■ Instructions to follow:
Nothing may be dropped or added when the entries below are copied.

- Opening Delimiter -

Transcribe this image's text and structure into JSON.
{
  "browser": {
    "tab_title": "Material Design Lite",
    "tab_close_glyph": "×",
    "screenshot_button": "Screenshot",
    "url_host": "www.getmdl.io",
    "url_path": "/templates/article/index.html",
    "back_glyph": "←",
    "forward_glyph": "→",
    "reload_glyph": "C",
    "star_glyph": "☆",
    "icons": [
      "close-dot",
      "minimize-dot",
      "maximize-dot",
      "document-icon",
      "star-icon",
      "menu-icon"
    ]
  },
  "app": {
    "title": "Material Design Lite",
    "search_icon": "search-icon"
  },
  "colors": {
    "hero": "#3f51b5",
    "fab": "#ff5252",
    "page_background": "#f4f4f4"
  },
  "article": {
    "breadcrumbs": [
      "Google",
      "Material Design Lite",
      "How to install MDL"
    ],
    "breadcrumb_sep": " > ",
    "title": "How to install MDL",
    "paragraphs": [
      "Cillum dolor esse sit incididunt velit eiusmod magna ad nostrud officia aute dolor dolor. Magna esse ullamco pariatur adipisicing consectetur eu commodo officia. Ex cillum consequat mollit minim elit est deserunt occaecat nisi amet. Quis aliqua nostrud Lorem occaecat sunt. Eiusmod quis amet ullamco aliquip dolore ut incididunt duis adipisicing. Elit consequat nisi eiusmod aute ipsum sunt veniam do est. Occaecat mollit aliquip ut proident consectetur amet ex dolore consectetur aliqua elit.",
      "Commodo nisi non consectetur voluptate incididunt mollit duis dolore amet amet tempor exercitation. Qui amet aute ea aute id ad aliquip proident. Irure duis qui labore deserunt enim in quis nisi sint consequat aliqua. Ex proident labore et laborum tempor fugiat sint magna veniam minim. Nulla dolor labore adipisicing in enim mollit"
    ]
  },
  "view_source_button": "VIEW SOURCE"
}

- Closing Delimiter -

■ Expected output:
Transcribe this image's text and structure into JSON.
{
  "browser": {
    "tab_title": "Material Design Lite",
    "tab_close_glyph": "×",
    "screenshot_button": "Screenshot",
    "url_host": "www.getmdl.io",
    "url_path": "/templates/article/index.html",
    "back_glyph": "←",
    "forward_glyph": "→",
    "reload_glyph": "C",
    "star_glyph": "☆",
    "icons": [
      "close-dot",
      "minimize-dot",
      "maximize-dot",
      "document-icon",
      "star-icon",
      "menu-icon"
    ]
  },
  "app": {
    "title": "Material Design Lite",
    "search_icon": "search-icon"
  },
  "colors": {
    "hero": "#3f51b5",
    "fab": "#ff5252",
    "page_background": "#f4f4f4"
  },
  "article": {
    "breadcrumbs": [
      "Google",
      "Material Design Lite",
      "How to install MDL"
    ],
    "breadcrumb_sep": " > ",
    "title": "How to install MDL",
    "paragraphs": [
      "Cillum dolor esse sit incididunt velit eiusmod magna ad nostrud officia aute dolor dolor. Magna esse ullamco pariatur adipisicing consectetur eu commodo officia. Ex cillum consequat mollit minim elit est deserunt occaecat nisi amet. Quis aliqua nostrud Lorem occaecat sunt. Eiusmod quis amet ullamco aliquip dolore ut incididunt duis adipisicing. Elit consequat nisi eiusmod aute ipsum sunt veniam do est. Occaecat mollit aliquip ut proident consectetur amet ex dolore consectetur aliqua elit.",
      "Commodo nisi non consectetur voluptate incididunt mollit duis dolore amet amet tempor exercitation. Qui amet aute ea aute id ad aliquip proident. Irure duis qui labore deserunt enim in quis nisi sint consequat aliqua. Ex proident labore et laborum tempor fugiat sint magna veniam minim. Nulla dolor labore adipisicing in enim mollit"
    ]
  },
  "view_source_button": "VIEW SOURCE"
}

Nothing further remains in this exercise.